Electronic Thesis and Dissertation Repository

Thesis Format



Doctor of Philosophy




Schneider, Angela J.


Gender equality in sports acquired unprecedented discussion in the past few decades with the efforts of sports organizations such as the United Nations (UN), athletes, professionals, and scholars worldwide. Girls’ participation, women’s media representation, participation of transgender athletes, equal opportunity, equal pay, etc. drew attention and awareness successfully. However, the outbreak of COVID-19 has been limiting the achievement of women in sports due to the cancellation of sports events, postponement of the Olympic Games, stay-at-home orders in lockdown, and restrictions on health measurements. This study utilized methods of semi-structured interviews, media analysis, and comparative analysis to examine the barriers faced by female Olympic athletes, along with their coping strategies during the COVID-19 pandemic. A comparison between Chinese and Canadian female athletes was implemented to gain insight into the barriers they struggled with in the pandemic, including the level of adaptation to COVID-19, length of building resilience to return to sports (RTS), accessibility of training facility, mental health problems, and other possible barriers. The results in this thesis indicated that Canadian female athletes had more significant obstacles in training whereas Chinese female counterparts did not perceive they had a considerable challenge since the pandemic. Despite the differences, the main similarity between Canadian and Chinese female athletes was the delay of the Olympic Games allowed them to re-concentrate on training and disassociate from the stressful ambience. The differences between the athletes’ experiences in the pandemic were due to different levels of accessibility to resources: female athletes in China acquired secured environments for training while Canadian female athletes had more opportunities to find various official resources online. Chinese athletes had better training accessibility and supervision from coaches while Canadian athletes had relatively limited access to training facilities. Overall, the pandemic increased gender inequality for elite female athletes to participate in sports and support systems. Sports organizations should comprehensively review and improve their operations to learn from the pandemic in order to support elite female athletes.

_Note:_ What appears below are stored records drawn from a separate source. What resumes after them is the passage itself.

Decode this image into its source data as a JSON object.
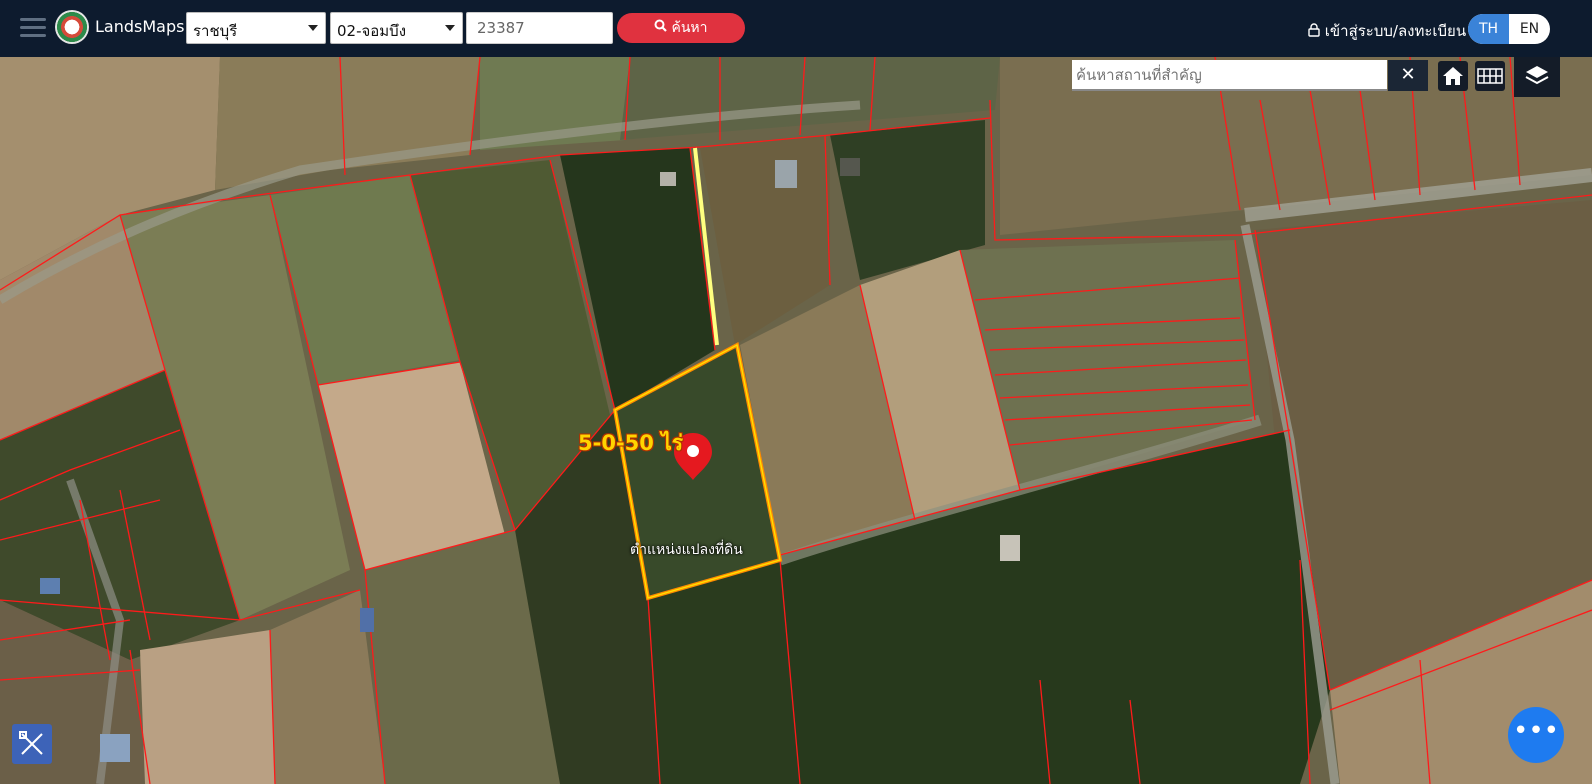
{
  "header": {
    "brand": "LandsMaps",
    "province": "ราชบุรี",
    "district": "02-จอมบึง",
    "parcel_number": "23387",
    "search_label": "ค้นหา",
    "login_label": "เข้าสู่ระบบ/ลงทะเบียน",
    "lang_th": "TH",
    "lang_en": "EN",
    "active_lang": "TH"
  },
  "map": {
    "place_search_placeholder": "ค้นหาสถานที่สำคัญ",
    "area_label": "5-0-50 ไร่",
    "pin_label": "ตำแหน่งแปลงที่ดิน"
  },
  "colors": {
    "header_bg": "#0d1b2e",
    "search_button": "#e0323f",
    "lang_active": "#3a83d8",
    "parcel_line": "#ff1a1a",
    "selected_parcel": "#ff8c00",
    "chat_button": "#1e7bf0"
  },
  "icons": [
    "menu-icon",
    "search-icon",
    "lock-icon",
    "close-icon",
    "home-icon",
    "grid-icon",
    "layers-icon",
    "map-pin-icon",
    "measure-icon",
    "more-icon"
  ]
}
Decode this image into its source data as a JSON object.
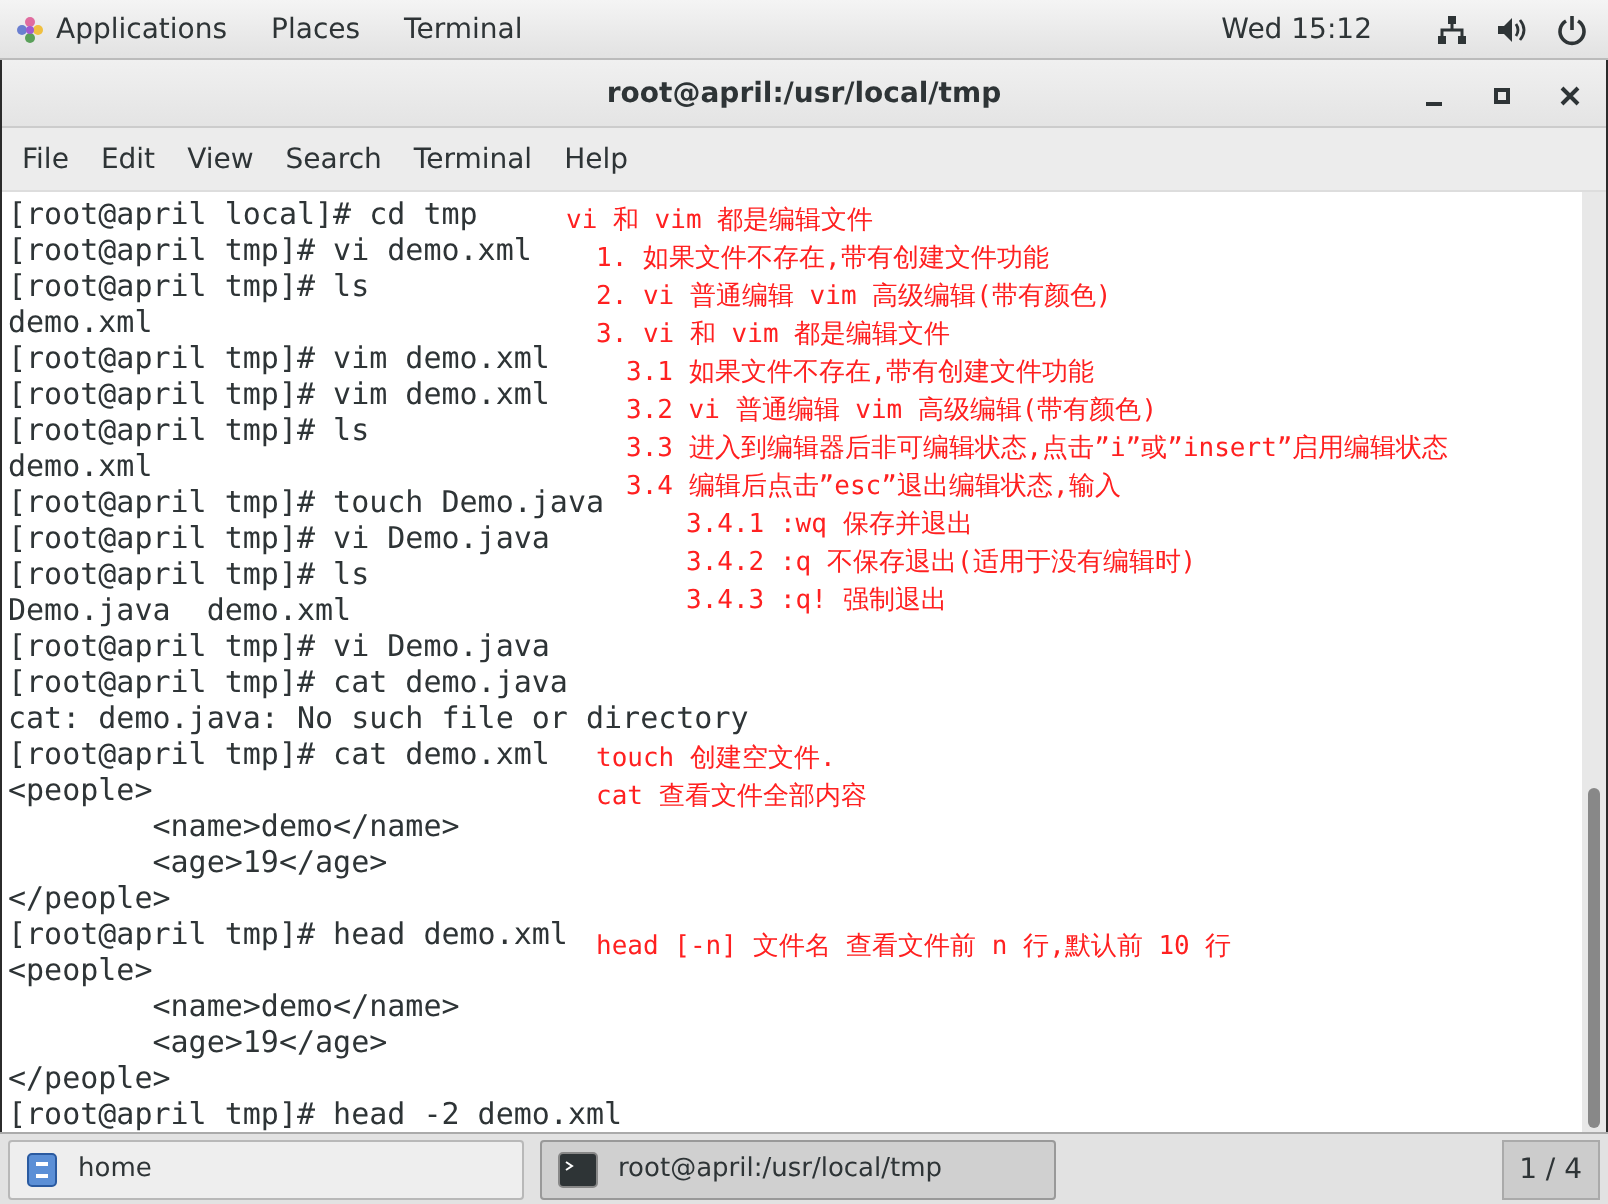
{
  "top_bar": {
    "menus": [
      "Applications",
      "Places",
      "Terminal"
    ],
    "clock": "Wed 15:12"
  },
  "window": {
    "title": "root@april:/usr/local/tmp"
  },
  "menu_bar": [
    "File",
    "Edit",
    "View",
    "Search",
    "Terminal",
    "Help"
  ],
  "terminal": {
    "lines": [
      "[root@april local]# cd tmp",
      "[root@april tmp]# vi demo.xml",
      "[root@april tmp]# ls",
      "demo.xml",
      "[root@april tmp]# vim demo.xml",
      "[root@april tmp]# vim demo.xml",
      "[root@april tmp]# ls",
      "demo.xml",
      "[root@april tmp]# touch Demo.java",
      "[root@april tmp]# vi Demo.java",
      "[root@april tmp]# ls",
      "Demo.java  demo.xml",
      "[root@april tmp]# vi Demo.java",
      "[root@april tmp]# cat demo.java",
      "cat: demo.java: No such file or directory",
      "[root@april tmp]# cat demo.xml",
      "<people>",
      "        <name>demo</name>",
      "        <age>19</age>",
      "</people>",
      "[root@april tmp]# head demo.xml",
      "<people>",
      "        <name>demo</name>",
      "        <age>19</age>",
      "</people>",
      "[root@april tmp]# head -2 demo.xml"
    ]
  },
  "annotations": [
    [
      {
        "text": "vi 和 vim 都是编辑文件",
        "children": [
          {
            "text": "1. 如果文件不存在,带有创建文件功能"
          },
          {
            "text": "2. vi 普通编辑 vim 高级编辑(带有颜色)"
          },
          {
            "text": "3. vi 和 vim 都是编辑文件",
            "children": [
              {
                "text": "3.1 如果文件不存在,带有创建文件功能"
              },
              {
                "text": "3.2 vi 普通编辑 vim 高级编辑(带有颜色)"
              },
              {
                "text": "3.3 进入到编辑器后非可编辑状态,点击”i”或”insert”启用编辑状态"
              },
              {
                "text": "3.4 编辑后点击”esc”退出编辑状态,输入",
                "children": [
                  {
                    "text": "3.4.1 :wq 保存并退出"
                  },
                  {
                    "text": "3.4.2 :q 不保存退出(适用于没有编辑时)"
                  },
                  {
                    "text": "3.4.3 :q! 强制退出"
                  }
                ]
              }
            ]
          }
        ]
      }
    ],
    [
      {
        "text": "touch 创建空文件."
      },
      {
        "text": "cat 查看文件全部内容"
      }
    ],
    [
      {
        "text": "head [-n] 文件名 查看文件前 n 行,默认前 10 行"
      }
    ]
  ],
  "taskbar": {
    "items": [
      {
        "kind": "folder",
        "label": "home",
        "selected": false
      },
      {
        "kind": "terminal",
        "label": "root@april:/usr/local/tmp",
        "selected": true
      }
    ],
    "workspace": "1 / 4"
  }
}
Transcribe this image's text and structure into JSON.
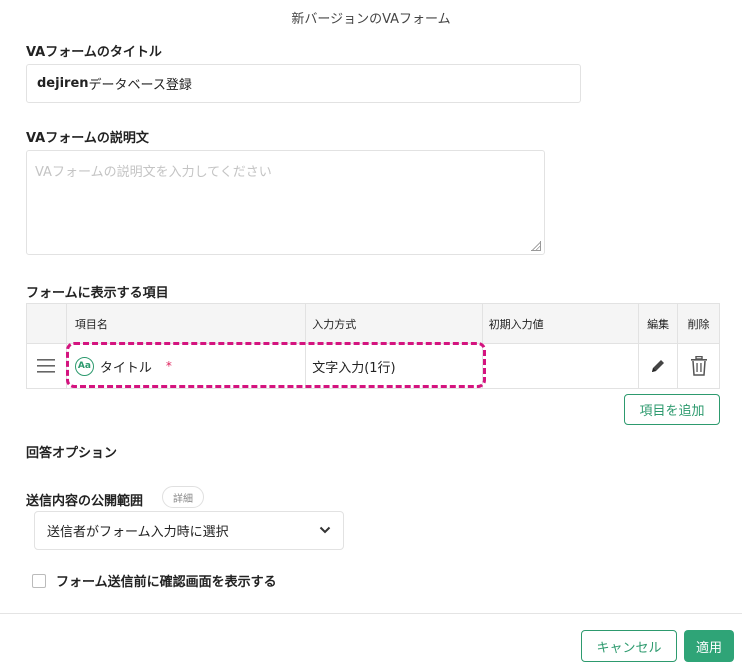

Summary for Lay Audience

This multidisciplinary study utilized feminist concepts in order to develop a more comprehensive understanding of the current situation for female athletes in the sports context, particularly elite women athletes in Canada and China and their experiences during the Tokyo 2020 Summer Olympic Games and the Beijing 2022 Winter Olympic Games. The first part outlines predominant ethical issues from primarily the philosophy and history of sport literature and is part of the literature review. The context for women in sport and the content of masculinity and sexuality, the history of sexual segregation and its current replacement rules, and autonomy and paternalism for female athletes, are all an important part of the story. Each of these topics could be expanded into a full dissertation. However, I have tried to use a multidisciplinary kind of puzzle game to demonstrate how these ethical issues have shaped and are shaping female athletes in sports. Barriers that stem from these issues are representative of not only pre-existing discrimination against female athletes, but also the socialized gender culture which has decision-making power during the global pandemic. The study also utilized methods of semi-structured interviews, social media content analysis and comparative analysis. Some predominant barriers for female athletes were training and living accessibility; motivation as elite athletes; mental stress; lack of resources for coping with COVID-19. Media content analysis was a comprehensive tool to better understand of Chinese female athletes for their experience during COVID-19. The comparative study between Chinese and Canadian female athletes identified the differences and similarities in coping strategies. Chinese female athletes met a lower level of barriers with a secure training environment stemming from its sports system. In contrast, Canadian female athletes had addressed more obstacles, but multiple resources were available for athletes to use. The result was that athletes from two countries had relatively sufficient resilience to return to sports. The third part identifies and explains the challenge that pre-pandemic barriers provided a social context for female athletes during COVID-19. This social context included the existing discrimination against female athletes where the global pandemic reflected and stressed those issues with masculinity and sexuality.